Golf in the Squaw Valley will never be as famous as the skiing, there, but if you're staying in the area, this Robert Trent Jones, Jr. quirky design provides unique, and sometimes infuriating challenges.
Actually, it's a Kyle Phillips design. He did most of the work while employed by Jones before branching off and making a name for himself with such world-famous courses as Kings Barns in Scotland
Squaw Creek is all about placing your tee shots. On most holes, keep your driver in your bag. The place is a good option for shorter, straighter hitters. Greedy golfers do not fare well on this narrow, mounded, and sometimes confounding golf course. If you miss a fairway, it will cost you at least a stroke, and possibly your ball. As there is no out-of-bounds, play those lost balls as lateral hazards.
Case in point, after a playing partner hit yet another wayward shot, the marshal approached and gave him four 'experienced' balls. "We know where people hit 'em, and we know where to find them," he told us.
We found the par-5's at Squaw Creek to be the most interesting.
The 554/525/495 yard, par -5, 5th plays as a mild, but blind dogleg right down a hill.
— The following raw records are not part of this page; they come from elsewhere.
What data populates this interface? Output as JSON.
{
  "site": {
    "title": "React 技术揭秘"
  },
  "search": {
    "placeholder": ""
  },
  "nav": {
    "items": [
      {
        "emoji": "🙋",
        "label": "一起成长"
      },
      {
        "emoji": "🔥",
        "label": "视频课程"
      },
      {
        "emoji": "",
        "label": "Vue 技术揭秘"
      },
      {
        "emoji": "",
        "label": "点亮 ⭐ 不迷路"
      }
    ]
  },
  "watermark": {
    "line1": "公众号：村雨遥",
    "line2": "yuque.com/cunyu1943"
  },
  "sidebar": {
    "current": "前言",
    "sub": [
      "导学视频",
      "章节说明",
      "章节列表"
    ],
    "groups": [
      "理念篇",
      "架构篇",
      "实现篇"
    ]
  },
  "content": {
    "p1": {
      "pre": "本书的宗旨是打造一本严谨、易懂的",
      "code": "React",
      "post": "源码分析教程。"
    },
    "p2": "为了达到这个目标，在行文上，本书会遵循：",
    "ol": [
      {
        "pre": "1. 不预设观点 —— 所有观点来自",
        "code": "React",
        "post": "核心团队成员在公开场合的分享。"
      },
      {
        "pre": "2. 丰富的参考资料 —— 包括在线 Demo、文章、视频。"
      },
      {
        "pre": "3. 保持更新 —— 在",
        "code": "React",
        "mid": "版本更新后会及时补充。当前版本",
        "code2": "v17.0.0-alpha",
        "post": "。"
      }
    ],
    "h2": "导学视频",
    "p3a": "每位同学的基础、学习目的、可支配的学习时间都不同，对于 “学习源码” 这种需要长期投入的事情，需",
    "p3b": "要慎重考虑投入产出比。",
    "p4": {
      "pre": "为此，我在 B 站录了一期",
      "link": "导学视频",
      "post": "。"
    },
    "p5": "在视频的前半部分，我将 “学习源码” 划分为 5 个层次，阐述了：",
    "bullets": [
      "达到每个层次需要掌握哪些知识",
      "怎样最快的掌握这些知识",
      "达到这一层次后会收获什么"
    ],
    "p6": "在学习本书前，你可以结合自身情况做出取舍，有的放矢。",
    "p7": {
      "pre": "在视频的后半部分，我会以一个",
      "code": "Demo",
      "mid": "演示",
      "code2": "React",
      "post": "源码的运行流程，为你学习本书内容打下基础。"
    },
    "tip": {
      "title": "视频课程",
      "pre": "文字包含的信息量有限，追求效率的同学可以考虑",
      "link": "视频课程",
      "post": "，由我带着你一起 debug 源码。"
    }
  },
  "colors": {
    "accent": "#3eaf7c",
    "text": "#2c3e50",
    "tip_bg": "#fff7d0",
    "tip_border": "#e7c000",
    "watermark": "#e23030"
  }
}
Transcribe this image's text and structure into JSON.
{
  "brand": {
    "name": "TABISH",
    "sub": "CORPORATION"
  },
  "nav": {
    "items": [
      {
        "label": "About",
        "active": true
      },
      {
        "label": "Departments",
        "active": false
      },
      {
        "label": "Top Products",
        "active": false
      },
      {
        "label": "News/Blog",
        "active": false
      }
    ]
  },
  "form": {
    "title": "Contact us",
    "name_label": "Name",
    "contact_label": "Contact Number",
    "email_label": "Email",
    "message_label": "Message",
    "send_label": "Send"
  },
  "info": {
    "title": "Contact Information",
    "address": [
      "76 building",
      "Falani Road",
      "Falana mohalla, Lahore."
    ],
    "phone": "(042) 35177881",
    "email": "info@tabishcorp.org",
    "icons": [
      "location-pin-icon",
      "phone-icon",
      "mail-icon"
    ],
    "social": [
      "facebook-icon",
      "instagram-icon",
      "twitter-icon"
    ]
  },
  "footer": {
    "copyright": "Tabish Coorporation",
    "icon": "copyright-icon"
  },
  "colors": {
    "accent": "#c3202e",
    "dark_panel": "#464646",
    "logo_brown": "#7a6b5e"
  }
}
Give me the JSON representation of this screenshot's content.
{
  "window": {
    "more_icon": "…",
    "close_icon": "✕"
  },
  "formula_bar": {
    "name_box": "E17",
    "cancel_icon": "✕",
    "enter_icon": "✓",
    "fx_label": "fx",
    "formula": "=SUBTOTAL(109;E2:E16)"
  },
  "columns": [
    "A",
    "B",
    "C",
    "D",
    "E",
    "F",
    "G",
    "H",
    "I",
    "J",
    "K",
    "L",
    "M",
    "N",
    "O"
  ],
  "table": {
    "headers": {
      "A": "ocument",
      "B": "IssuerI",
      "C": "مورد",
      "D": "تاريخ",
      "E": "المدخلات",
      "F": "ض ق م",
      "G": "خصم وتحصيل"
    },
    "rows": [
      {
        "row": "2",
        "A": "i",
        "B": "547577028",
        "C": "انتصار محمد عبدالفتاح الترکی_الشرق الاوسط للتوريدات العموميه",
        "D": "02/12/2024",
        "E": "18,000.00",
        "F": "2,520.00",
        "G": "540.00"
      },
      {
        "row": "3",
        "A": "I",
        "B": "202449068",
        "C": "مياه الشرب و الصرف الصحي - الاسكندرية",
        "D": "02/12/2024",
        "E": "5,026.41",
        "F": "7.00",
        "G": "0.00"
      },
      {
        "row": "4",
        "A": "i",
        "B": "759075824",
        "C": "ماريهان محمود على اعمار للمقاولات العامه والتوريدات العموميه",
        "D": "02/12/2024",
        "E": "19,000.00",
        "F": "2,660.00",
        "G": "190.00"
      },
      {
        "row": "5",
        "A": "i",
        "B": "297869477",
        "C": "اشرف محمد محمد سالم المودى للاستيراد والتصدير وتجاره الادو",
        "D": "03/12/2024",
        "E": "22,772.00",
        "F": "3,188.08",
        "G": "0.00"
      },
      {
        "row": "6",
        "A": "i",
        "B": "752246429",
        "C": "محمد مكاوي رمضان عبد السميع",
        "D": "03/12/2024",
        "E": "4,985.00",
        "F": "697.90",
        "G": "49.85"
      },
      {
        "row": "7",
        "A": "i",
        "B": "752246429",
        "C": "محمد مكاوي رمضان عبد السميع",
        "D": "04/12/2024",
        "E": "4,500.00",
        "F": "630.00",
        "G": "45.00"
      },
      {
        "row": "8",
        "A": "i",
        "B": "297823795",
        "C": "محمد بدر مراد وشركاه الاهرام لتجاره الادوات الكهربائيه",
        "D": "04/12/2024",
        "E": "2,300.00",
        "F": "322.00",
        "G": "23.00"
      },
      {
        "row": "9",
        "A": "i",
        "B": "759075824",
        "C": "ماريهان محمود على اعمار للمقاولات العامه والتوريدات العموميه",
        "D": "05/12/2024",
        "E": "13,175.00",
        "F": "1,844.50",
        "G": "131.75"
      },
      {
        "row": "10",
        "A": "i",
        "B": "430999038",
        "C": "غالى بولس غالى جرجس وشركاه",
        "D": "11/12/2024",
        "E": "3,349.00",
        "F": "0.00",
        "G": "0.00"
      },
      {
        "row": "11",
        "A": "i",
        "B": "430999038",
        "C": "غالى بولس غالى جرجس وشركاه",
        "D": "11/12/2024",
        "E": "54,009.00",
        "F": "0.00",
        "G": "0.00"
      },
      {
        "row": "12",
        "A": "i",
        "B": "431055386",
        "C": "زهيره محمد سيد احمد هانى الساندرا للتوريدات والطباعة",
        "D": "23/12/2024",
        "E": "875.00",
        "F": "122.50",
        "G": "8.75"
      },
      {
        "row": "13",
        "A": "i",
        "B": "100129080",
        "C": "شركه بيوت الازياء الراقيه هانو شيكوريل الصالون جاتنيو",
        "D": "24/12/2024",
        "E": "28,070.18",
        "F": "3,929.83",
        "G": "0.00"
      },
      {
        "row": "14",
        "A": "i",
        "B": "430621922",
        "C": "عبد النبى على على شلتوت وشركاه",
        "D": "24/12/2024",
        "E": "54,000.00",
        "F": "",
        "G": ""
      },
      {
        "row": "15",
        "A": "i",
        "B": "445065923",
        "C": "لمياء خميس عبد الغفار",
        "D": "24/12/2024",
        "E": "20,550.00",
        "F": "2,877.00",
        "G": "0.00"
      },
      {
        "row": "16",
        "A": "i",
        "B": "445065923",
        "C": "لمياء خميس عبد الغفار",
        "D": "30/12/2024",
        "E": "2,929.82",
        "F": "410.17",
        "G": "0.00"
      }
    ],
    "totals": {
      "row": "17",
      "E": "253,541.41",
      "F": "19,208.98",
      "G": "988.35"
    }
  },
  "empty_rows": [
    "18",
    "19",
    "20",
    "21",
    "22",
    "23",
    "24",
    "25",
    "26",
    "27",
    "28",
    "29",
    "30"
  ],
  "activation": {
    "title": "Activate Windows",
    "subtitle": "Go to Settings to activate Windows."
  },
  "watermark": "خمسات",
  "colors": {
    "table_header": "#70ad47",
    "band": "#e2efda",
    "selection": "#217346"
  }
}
It's a narrow fairway with the hotel and a severe drop to the left. A good drive leaves a shot of about 200 yards to the hole. Go for it. You're on vacation, and have nothing to lose.
The 513/496/480 yard par-5 13th, tees into a valley, and then routes up to an elevated green. Again, for those with a little pop, it's reachable.
In late afternoons, the signature, 124-210 yard, par-3, 6th, is as pretty a hole as you will play anywhere. It's a simple shot over water, set against a backdrop of the mountains and ski lifts. Catch your breath and just swing.
If you like links-style golf, Squaw Creek offers a mountain version in its flatter areas. The fairways have a certain capricious quality to them. You might hit a questionable shot and find yourself safe. Or, you may hit a fairly good one, and lose your ball to a bad or never-ending bounce. The course requires patience. If you can't find it in this gorgeous meadow, take up automobile racing.